__TRY IT__:
Each record that follows is to be output in full, precisely as written.

───── PROVIDED RECORDS

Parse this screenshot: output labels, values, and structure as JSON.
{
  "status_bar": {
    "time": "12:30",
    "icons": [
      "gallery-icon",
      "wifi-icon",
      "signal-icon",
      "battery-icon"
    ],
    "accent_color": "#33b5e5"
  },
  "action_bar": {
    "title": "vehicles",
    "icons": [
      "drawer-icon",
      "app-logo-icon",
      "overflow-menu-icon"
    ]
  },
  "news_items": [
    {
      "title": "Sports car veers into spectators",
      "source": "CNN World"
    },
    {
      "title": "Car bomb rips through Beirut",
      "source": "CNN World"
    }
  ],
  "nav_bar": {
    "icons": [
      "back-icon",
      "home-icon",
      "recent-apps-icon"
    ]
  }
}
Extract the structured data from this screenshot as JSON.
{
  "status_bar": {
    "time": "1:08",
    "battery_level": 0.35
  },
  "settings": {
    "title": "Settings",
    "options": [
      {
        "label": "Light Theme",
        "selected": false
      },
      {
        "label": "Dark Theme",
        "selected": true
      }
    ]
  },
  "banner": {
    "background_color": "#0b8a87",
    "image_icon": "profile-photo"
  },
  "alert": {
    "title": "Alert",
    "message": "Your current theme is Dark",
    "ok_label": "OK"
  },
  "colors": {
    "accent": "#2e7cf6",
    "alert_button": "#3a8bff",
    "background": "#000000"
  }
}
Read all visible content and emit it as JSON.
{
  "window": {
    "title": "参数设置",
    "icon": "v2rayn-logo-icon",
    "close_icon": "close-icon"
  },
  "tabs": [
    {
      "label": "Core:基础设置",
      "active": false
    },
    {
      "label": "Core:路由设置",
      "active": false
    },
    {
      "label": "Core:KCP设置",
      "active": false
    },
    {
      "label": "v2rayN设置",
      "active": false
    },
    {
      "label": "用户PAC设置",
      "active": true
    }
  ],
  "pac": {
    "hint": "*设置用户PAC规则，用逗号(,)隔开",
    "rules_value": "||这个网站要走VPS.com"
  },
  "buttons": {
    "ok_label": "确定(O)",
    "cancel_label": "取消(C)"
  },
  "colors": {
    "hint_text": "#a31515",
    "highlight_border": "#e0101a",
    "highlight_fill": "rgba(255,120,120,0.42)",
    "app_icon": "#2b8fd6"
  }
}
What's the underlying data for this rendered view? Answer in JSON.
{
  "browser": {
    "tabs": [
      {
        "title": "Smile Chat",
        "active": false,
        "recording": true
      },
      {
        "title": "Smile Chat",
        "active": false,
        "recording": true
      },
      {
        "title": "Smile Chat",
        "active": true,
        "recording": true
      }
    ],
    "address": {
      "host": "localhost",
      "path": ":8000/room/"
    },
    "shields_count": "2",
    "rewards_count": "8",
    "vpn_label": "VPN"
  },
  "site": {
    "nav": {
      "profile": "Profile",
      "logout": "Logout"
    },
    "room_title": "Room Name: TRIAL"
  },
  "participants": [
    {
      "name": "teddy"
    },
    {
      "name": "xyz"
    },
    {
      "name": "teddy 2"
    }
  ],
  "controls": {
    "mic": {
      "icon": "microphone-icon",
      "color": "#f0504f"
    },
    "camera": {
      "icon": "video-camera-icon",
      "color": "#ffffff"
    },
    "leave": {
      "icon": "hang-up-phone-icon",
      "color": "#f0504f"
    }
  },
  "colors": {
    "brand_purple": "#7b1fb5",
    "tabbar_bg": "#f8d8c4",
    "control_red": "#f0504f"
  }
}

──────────

__EXPECTED ANSWER__:
Parse this screenshot: output labels, values, and structure as JSON.
{
  "status_bar": {
    "time": "12:30",
    "icons": [
      "gallery-icon",
      "wifi-icon",
      "signal-icon",
      "battery-icon"
    ],
    "accent_color": "#33b5e5"
  },
  "action_bar": {
    "title": "vehicles",
    "icons": [
      "drawer-icon",
      "app-logo-icon",
      "overflow-menu-icon"
    ]
  },
  "news_items": [
    {
      "title": "Sports car veers into spectators",
      "source": "CNN World"
    },
    {
      "title": "Car bomb rips through Beirut",
      "source": "CNN World"
    }
  ],
  "nav_bar": {
    "icons": [
      "back-icon",
      "home-icon",
      "recent-apps-icon"
    ]
  }
}
Extract the structured data from this screenshot as JSON.
{
  "status_bar": {
    "time": "1:08",
    "battery_level": 0.35
  },
  "settings": {
    "title": "Settings",
    "options": [
      {
        "label": "Light Theme",
        "selected": false
      },
      {
        "label": "Dark Theme",
        "selected": true
      }
    ]
  },
  "banner": {
    "background_color": "#0b8a87",
    "image_icon": "profile-photo"
  },
  "alert": {
    "title": "Alert",
    "message": "Your current theme is Dark",
    "ok_label": "OK"
  },
  "colors": {
    "accent": "#2e7cf6",
    "alert_button": "#3a8bff",
    "background": "#000000"
  }
}
Read all visible content and emit it as JSON.
{
  "window": {
    "title": "参数设置",
    "icon": "v2rayn-logo-icon",
    "close_icon": "close-icon"
  },
  "tabs": [
    {
      "label": "Core:基础设置",
      "active": false
    },
    {
      "label": "Core:路由设置",
      "active": false
    },
    {
      "label": "Core:KCP设置",
      "active": false
    },
    {
      "label": "v2rayN设置",
      "active": false
    },
    {
      "label": "用户PAC设置",
      "active": true
    }
  ],
  "pac": {
    "hint": "*设置用户PAC规则，用逗号(,)隔开",
    "rules_value": "||这个网站要走VPS.com"
  },
  "buttons": {
    "ok_label": "确定(O)",
    "cancel_label": "取消(C)"
  },
  "colors": {
    "hint_text": "#a31515",
    "highlight_border": "#e0101a",
    "highlight_fill": "rgba(255,120,120,0.42)",
    "app_icon": "#2b8fd6"
  }
}
What's the underlying data for this rendered view? Answer in JSON.
{
  "browser": {
    "tabs": [
      {
        "title": "Smile Chat",
        "active": false,
        "recording": true
      },
      {
        "title": "Smile Chat",
        "active": false,
        "recording": true
      },
      {
        "title": "Smile Chat",
        "active": true,
        "recording": true
      }
    ],
    "address": {
      "host": "localhost",
      "path": ":8000/room/"
    },
    "shields_count": "2",
    "rewards_count": "8",
    "vpn_label": "VPN"
  },
  "site": {
    "nav": {
      "profile": "Profile",
      "logout": "Logout"
    },
    "room_title": "Room Name: TRIAL"
  },
  "participants": [
    {
      "name": "teddy"
    },
    {
      "name": "xyz"
    },
    {
      "name": "teddy 2"
    }
  ],
  "controls": {
    "mic": {
      "icon": "microphone-icon",
      "color": "#f0504f"
    },
    "camera": {
      "icon": "video-camera-icon",
      "color": "#ffffff"
    },
    "leave": {
      "icon": "hang-up-phone-icon",
      "color": "#f0504f"
    }
  },
  "colors": {
    "brand_purple": "#7b1fb5",
    "tabbar_bg": "#f8d8c4",
    "control_red": "#f0504f"
  }
}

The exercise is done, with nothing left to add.